Skip the pictures and repeat each line of the data exactly.

→ **Material to process**:

--------------------------------

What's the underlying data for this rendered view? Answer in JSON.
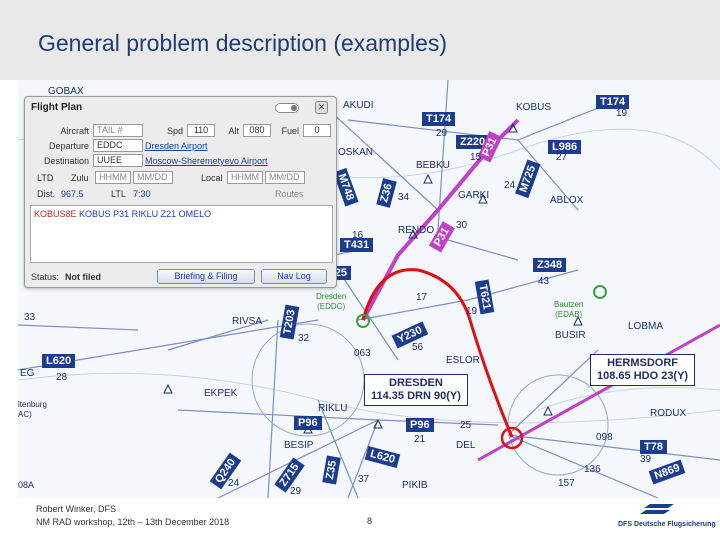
{
  "slide": {
    "title": "General problem description (examples)"
  },
  "flight_plan": {
    "title": "Flight Plan",
    "aircraft_label": "Aircraft",
    "aircraft_value": "TAIL #",
    "spd_label": "Spd",
    "spd_value": "110",
    "alt_label": "Alt",
    "alt_value": "080",
    "fuel_label": "Fuel",
    "fuel_value": "0",
    "departure_label": "Departure",
    "departure_code": "EDDC",
    "departure_name": "Dresden Airport",
    "destination_label": "Destination",
    "destination_code": "UUEE",
    "destination_name": "Moscow-Sheremetyevo Airport",
    "ltd_label": "LTD",
    "zulu_label": "Zulu",
    "zulu_time": "HHMM",
    "zulu_date": "MM/DD",
    "local_label": "Local",
    "local_time": "HHMM",
    "local_date": "MM/DD",
    "dist_label": "Dist.",
    "dist_value": "967.5",
    "lte_label": "LTL",
    "lte_value": "7:30",
    "routes_label": "Routes",
    "route_part1": "KOBUS8E",
    "route_part2": "KOBUS P31 RIKLU Z21 OMELO",
    "status_label": "Status:",
    "status_value": "Not filed",
    "briefing_button": "Briefing & Filing",
    "navlog_button": "Nav Log",
    "close_glyph": "✕"
  },
  "map": {
    "airways": [
      "T174",
      "T174",
      "Z220",
      "L986",
      "M725",
      "P31",
      "Z36",
      "M748",
      "T431",
      "Z348",
      "T621",
      "P31",
      "Y230",
      "T203",
      "L620",
      "P96",
      "P96",
      "L620",
      "Z35",
      "Z715",
      "Q240",
      "T78",
      "N869",
      "Z25"
    ],
    "waypoints": [
      "AKUDI",
      "KOBUS",
      "BEBKU",
      "GARKI",
      "ABLOX",
      "RENDO",
      "OSKAN",
      "RIVSA",
      "LOBMA",
      "BUSIR",
      "ESLOR",
      "EKPEK",
      "RIKLU",
      "RODUX",
      "BESIP",
      "PIKIB",
      "DEL",
      "EG",
      "GOBAX"
    ],
    "airports": [
      {
        "name": "Dresden",
        "code": "(EDDC)"
      },
      {
        "name": "Bautzen",
        "code": "(EDAB)"
      }
    ],
    "navaids": [
      {
        "name": "DRESDEN",
        "freq": "114.35 DRN 90(Y)"
      },
      {
        "name": "HERMSDORF",
        "freq": "108.65 HDO 23(Y)"
      }
    ],
    "side_labels": [
      "ltenburg",
      "AC)",
      "08A"
    ],
    "numbers": [
      "29",
      "19",
      "15",
      "27",
      "24",
      "34",
      "30",
      "16",
      "43",
      "17",
      "19",
      "32",
      "56",
      "28",
      "21",
      "25",
      "39",
      "136",
      "098",
      "157",
      "24",
      "29",
      "37",
      "063",
      "33"
    ]
  },
  "footer": {
    "author_line": "Robert Winker, DFS",
    "event_line": "NM RAD workshop, 12th – 13th December 2018",
    "page_number": "8",
    "logo_text": "DFS Deutsche Flugsicherung"
  },
  "colors": {
    "title": "#1f3c74",
    "airway_blue": "#1c3c8e",
    "route_pink": "#c040c8",
    "route_red": "#e01010",
    "airport_green": "#3aa040"
  }
}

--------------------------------

→ **Your solution**:
What's the underlying data for this rendered view? Answer in JSON.
{
  "slide": {
    "title": "General problem description (examples)"
  },
  "flight_plan": {
    "title": "Flight Plan",
    "aircraft_label": "Aircraft",
    "aircraft_value": "TAIL #",
    "spd_label": "Spd",
    "spd_value": "110",
    "alt_label": "Alt",
    "alt_value": "080",
    "fuel_label": "Fuel",
    "fuel_value": "0",
    "departure_label": "Departure",
    "departure_code": "EDDC",
    "departure_name": "Dresden Airport",
    "destination_label": "Destination",
    "destination_code": "UUEE",
    "destination_name": "Moscow-Sheremetyevo Airport",
    "ltd_label": "LTD",
    "zulu_label": "Zulu",
    "zulu_time": "HHMM",
    "zulu_date": "MM/DD",
    "local_label": "Local",
    "local_time": "HHMM",
    "local_date": "MM/DD",
    "dist_label": "Dist.",
    "dist_value": "967.5",
    "lte_label": "LTL",
    "lte_value": "7:30",
    "routes_label": "Routes",
    "route_part1": "KOBUS8E",
    "route_part2": "KOBUS P31 RIKLU Z21 OMELO",
    "status_label": "Status:",
    "status_value": "Not filed",
    "briefing_button": "Briefing & Filing",
    "navlog_button": "Nav Log",
    "close_glyph": "✕"
  },
  "map": {
    "airways": [
      "T174",
      "T174",
      "Z220",
      "L986",
      "M725",
      "P31",
      "Z36",
      "M748",
      "T431",
      "Z348",
      "T621",
      "P31",
      "Y230",
      "T203",
      "L620",
      "P96",
      "P96",
      "L620",
      "Z35",
      "Z715",
      "Q240",
      "T78",
      "N869",
      "Z25"
    ],
    "waypoints": [
      "AKUDI",
      "KOBUS",
      "BEBKU",
      "GARKI",
      "ABLOX",
      "RENDO",
      "OSKAN",
      "RIVSA",
      "LOBMA",
      "BUSIR",
      "ESLOR",
      "EKPEK",
      "RIKLU",
      "RODUX",
      "BESIP",
      "PIKIB",
      "DEL",
      "EG",
      "GOBAX"
    ],
    "airports": [
      {
        "name": "Dresden",
        "code": "(EDDC)"
      },
      {
        "name": "Bautzen",
        "code": "(EDAB)"
      }
    ],
    "navaids": [
      {
        "name": "DRESDEN",
        "freq": "114.35 DRN 90(Y)"
      },
      {
        "name": "HERMSDORF",
        "freq": "108.65 HDO 23(Y)"
      }
    ],
    "side_labels": [
      "ltenburg",
      "AC)",
      "08A"
    ],
    "numbers": [
      "29",
      "19",
      "15",
      "27",
      "24",
      "34",
      "30",
      "16",
      "43",
      "17",
      "19",
      "32",
      "56",
      "28",
      "21",
      "25",
      "39",
      "136",
      "098",
      "157",
      "24",
      "29",
      "37",
      "063",
      "33"
    ]
  },
  "footer": {
    "author_line": "Robert Winker, DFS",
    "event_line": "NM RAD workshop, 12th – 13th December 2018",
    "page_number": "8",
    "logo_text": "DFS Deutsche Flugsicherung"
  },
  "colors": {
    "title": "#1f3c74",
    "airway_blue": "#1c3c8e",
    "route_pink": "#c040c8",
    "route_red": "#e01010",
    "airport_green": "#3aa040"
  }
}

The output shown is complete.